I don't know about y'all, but I needed a laugh today (I know - odd things make me laugh). Happy Fixed-it Friday - I hope you are all staying safe and well.
Craig Gaevert sent me today's Wordless Wednesday photo...there must be a rule against this, right? There's even a sign! :\
Remember last week's Wordless Wednesday photos of warehouse exits? Well, I received some more from Johnson Controls. #wordless
In case you can't read the sign on the door, it says, "Push the red button and the bar on the door at the same time to exit." THIS IS NOT OK!
Many of you probably know a lot about panic hardware already, but maybe you have colleagues who could benefit from Webinar 2 which I'll be presenting this Thursday. Please share!
Today's Fixed-it Friday photos show a situation found at a state college. I'm curious whether any of you can come up with examples of when this "fix" would be acceptable.
Facility managers need to carefully consider changes made to prevent virus transmission, which could affect egress, fire protection, and accessibility.
I've been trying to put myself in the shoes of the person who made the modifications to these exits, and I just can't imagine any conditions that would make this seem like a good idea.
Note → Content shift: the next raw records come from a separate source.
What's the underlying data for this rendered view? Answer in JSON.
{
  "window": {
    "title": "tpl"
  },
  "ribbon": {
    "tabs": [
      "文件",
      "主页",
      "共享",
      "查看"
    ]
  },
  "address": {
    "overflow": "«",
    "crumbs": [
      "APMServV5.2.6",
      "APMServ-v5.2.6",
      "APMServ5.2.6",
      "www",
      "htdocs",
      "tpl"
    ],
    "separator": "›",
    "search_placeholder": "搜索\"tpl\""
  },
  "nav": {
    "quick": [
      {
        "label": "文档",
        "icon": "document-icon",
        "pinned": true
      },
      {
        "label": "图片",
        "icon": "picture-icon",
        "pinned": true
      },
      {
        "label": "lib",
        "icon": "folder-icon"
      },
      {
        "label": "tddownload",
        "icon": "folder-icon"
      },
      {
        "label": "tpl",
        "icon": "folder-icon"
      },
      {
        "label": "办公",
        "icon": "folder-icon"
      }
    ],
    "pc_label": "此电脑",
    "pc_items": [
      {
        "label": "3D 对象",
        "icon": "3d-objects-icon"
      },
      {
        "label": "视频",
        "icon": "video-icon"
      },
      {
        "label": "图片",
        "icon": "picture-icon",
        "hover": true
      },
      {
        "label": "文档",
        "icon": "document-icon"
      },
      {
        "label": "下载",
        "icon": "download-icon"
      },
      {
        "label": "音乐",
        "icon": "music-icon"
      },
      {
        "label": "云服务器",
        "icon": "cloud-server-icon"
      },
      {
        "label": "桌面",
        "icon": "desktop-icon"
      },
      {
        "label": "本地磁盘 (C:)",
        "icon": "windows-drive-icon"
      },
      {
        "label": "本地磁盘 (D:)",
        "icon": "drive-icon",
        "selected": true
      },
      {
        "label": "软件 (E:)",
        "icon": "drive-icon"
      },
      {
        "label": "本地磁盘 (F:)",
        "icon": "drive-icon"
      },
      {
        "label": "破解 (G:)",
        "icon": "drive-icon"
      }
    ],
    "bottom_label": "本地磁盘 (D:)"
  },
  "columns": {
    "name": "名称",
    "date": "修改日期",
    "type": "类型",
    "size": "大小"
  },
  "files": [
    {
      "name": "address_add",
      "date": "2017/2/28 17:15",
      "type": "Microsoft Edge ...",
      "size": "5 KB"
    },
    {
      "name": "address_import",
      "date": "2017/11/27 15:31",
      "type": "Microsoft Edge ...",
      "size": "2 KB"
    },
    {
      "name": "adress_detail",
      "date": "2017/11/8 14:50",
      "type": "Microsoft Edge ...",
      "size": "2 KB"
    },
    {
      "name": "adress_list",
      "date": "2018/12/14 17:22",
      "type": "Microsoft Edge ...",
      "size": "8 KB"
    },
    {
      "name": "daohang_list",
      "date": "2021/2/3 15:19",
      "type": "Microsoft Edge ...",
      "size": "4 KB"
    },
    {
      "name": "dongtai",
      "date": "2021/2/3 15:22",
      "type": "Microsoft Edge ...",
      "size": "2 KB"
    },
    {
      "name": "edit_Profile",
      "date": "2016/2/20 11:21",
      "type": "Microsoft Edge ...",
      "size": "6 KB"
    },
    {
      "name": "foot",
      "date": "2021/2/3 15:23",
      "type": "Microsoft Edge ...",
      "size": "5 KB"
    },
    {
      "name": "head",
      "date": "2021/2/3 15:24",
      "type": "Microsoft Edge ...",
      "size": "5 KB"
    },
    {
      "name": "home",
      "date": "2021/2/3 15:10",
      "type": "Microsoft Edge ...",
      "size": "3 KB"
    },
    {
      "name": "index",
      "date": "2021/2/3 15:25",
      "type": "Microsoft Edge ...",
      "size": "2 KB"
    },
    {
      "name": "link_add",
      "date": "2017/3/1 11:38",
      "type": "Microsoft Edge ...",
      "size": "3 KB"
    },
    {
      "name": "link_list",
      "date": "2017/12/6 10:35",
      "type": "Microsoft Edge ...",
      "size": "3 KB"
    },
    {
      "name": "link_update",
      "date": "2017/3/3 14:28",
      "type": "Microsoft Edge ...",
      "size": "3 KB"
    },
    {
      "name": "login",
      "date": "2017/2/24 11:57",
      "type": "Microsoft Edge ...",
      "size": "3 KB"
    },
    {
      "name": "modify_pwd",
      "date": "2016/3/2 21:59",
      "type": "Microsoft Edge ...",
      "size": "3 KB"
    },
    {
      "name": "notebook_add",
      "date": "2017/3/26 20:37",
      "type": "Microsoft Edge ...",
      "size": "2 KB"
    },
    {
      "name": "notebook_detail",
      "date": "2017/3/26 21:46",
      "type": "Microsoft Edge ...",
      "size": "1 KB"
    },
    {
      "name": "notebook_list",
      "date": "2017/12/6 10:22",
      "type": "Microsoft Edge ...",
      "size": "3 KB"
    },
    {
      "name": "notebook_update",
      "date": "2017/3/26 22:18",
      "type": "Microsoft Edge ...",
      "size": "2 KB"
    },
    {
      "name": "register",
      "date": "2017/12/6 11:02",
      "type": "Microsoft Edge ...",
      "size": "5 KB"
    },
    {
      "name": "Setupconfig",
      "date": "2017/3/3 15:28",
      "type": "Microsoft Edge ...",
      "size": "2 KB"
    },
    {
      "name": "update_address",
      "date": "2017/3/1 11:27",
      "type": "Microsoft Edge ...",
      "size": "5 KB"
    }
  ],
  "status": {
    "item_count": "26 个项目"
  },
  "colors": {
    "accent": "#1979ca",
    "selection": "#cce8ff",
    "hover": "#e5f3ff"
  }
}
My next webinar is coming up on Thursday, April 16th. The topic will be panic hardware - where it is required and the related code requirements - including the electrified options.
If it looks like a door and swings like a door, building occupants (and the code official) will probably think it’s a door, and it should operate like doors are supposed to.
It's Wordless Wednesday and my 10th day of staying inside the house. I hope you are all safe and healthy - and code-compliant!
Seriously...how does anyone justify this Fixed-it Friday "fix"? If someone tells you this was approved by the fire marshal, I wouldn't believe it.